Today the EU aims at a real President. Not however a President elected by the people of Europe but a straw man appointed by the Eurocrats of the European Commission, the union’s cabinet. At the same time it proposes reducing the number of EU commissioners from the present one from each member state, in effect freeing the hands of a few capitalist front-men to complete the regimentation of Europe in which the rights of capital grow and those of labour diminish, to privatise further still public services such as education and health, and to crush the entire labour movement, which originally created and still maintains a semblance of Social Europe. These aims constitute nothing less than the corporate order for the fascistization of Europe along lines traced out by Benito Mussolini early last century.
Key words today are: banks, market, competition, liberalisation, privatisation, capital. Words indicative of the reconstitution of pre-totalitarian directions and institutions. These words also occupy the proposed European Constitution voted down by France, The Netherlands and Ireland, and thus blocking its enactment until now. No wonder a growing number of European citizens (who actually understand little of the real underlying intents of neoliberal capitalists) are increasingly in opposition to the EU. A survey shows that the average favourability rating of the EU stands at 48%. People see less and less advantages for themselves in this new Europe, which has resulted in higher prices and lower wages. As one Roman wrote in to a newspaper, for workers the crisis means “low-cost wages and business class living costs.” No quid pro quo here. European travel without passports is not enough compensation.
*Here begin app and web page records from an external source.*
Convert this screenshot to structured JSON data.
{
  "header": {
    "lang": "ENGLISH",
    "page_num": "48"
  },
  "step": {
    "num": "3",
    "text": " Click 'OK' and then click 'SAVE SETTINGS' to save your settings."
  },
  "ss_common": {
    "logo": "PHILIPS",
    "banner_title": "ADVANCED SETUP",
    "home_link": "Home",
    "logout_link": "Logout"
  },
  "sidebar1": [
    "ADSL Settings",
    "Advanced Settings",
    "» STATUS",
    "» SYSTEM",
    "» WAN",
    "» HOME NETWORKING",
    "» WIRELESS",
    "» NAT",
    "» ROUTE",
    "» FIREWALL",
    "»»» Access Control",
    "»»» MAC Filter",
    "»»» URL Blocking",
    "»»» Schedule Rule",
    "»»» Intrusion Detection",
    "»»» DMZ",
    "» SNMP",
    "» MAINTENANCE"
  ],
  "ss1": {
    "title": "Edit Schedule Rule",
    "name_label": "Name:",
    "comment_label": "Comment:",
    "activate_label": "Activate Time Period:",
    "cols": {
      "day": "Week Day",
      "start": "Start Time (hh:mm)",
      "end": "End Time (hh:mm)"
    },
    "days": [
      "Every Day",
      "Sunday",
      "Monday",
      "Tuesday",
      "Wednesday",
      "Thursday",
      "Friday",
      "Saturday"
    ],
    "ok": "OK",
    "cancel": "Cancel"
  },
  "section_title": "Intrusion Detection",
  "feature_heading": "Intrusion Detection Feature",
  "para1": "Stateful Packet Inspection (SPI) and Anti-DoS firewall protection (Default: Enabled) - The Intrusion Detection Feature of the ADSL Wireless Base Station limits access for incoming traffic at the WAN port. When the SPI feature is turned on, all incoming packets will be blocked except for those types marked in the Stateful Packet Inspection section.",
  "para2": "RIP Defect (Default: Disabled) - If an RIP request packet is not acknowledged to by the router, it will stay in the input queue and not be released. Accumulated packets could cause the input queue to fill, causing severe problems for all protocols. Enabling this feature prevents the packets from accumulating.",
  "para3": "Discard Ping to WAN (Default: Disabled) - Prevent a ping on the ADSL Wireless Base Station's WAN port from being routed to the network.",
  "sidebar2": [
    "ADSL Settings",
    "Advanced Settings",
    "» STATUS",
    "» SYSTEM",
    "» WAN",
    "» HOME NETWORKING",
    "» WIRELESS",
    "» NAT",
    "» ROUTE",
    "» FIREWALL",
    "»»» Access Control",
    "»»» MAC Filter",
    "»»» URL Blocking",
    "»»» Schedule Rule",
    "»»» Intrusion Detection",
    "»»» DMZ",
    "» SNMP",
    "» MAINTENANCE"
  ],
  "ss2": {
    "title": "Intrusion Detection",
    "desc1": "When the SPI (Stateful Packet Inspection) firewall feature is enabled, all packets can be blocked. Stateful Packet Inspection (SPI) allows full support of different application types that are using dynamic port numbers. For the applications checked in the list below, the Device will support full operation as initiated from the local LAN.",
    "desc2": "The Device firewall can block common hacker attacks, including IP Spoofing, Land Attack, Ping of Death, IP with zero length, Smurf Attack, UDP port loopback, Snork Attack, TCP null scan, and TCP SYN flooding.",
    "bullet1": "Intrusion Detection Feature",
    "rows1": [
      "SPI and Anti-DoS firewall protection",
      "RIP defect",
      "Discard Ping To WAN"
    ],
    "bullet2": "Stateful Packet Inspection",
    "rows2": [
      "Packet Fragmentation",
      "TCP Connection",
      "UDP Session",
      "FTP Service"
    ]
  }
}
Today’s precariousness, especially of jobs and the precipitating quality of life, stands like a mountain between the EU and its citizens. It should be clear as the light of day that EU failures are capitalism’s failures. A realistic program of the European Left has outlined some basic, short-term, alternative objectives: work for all and an unemployment rate of below 5%; a society based on solidarity, with poverty under 5%; a roof over everyone’s head; equal opportunities with a illiteracy rate of under 3%. The European Central Bank (ECB) should not only fight inflation but should also support economic development. The EU cannot be based on the market alone. Commercial policies of the Union must aim at the reduction of inequalities, at solidarity and stable economic development.
Many people wonder what kind of world will emerge in the future, after the crisis. Will there be a new start, afterwards? Others speculate on the disappearance of today’s savage, criminal capitalism based on exploitation of much of the world and ever expanding markets. But can one really expect the phony and virtual to become authentic and real over night? That capitalists will reform themselves? I don’t believe so. Not if the same people who played a major role in fucking up the world are to put it together again. A world gone, taken away by financial shysters and criminals and their political reps.
No wonder the conjecture that future revolts on the eastern shores of the Atlantic, as happened in 1968, as happened again in the 1980s, will take the form of a Socialist revolution directed against the European Union and its entire capitalist structure, rather than against Italy or France or Germany individually. For the lead principle of Socialism is and must be that economic forces do not dominate the people but instead should be guided and controlled by the people for the benefit of the masses. The Socialist Revolution must be the kind of revolution that destroys the present order in the way light does darkness.
Gaither Stewart is Cyrano’s Journal Online’s European correspondent, with headquarters in Rome (or Paris, depending on the season).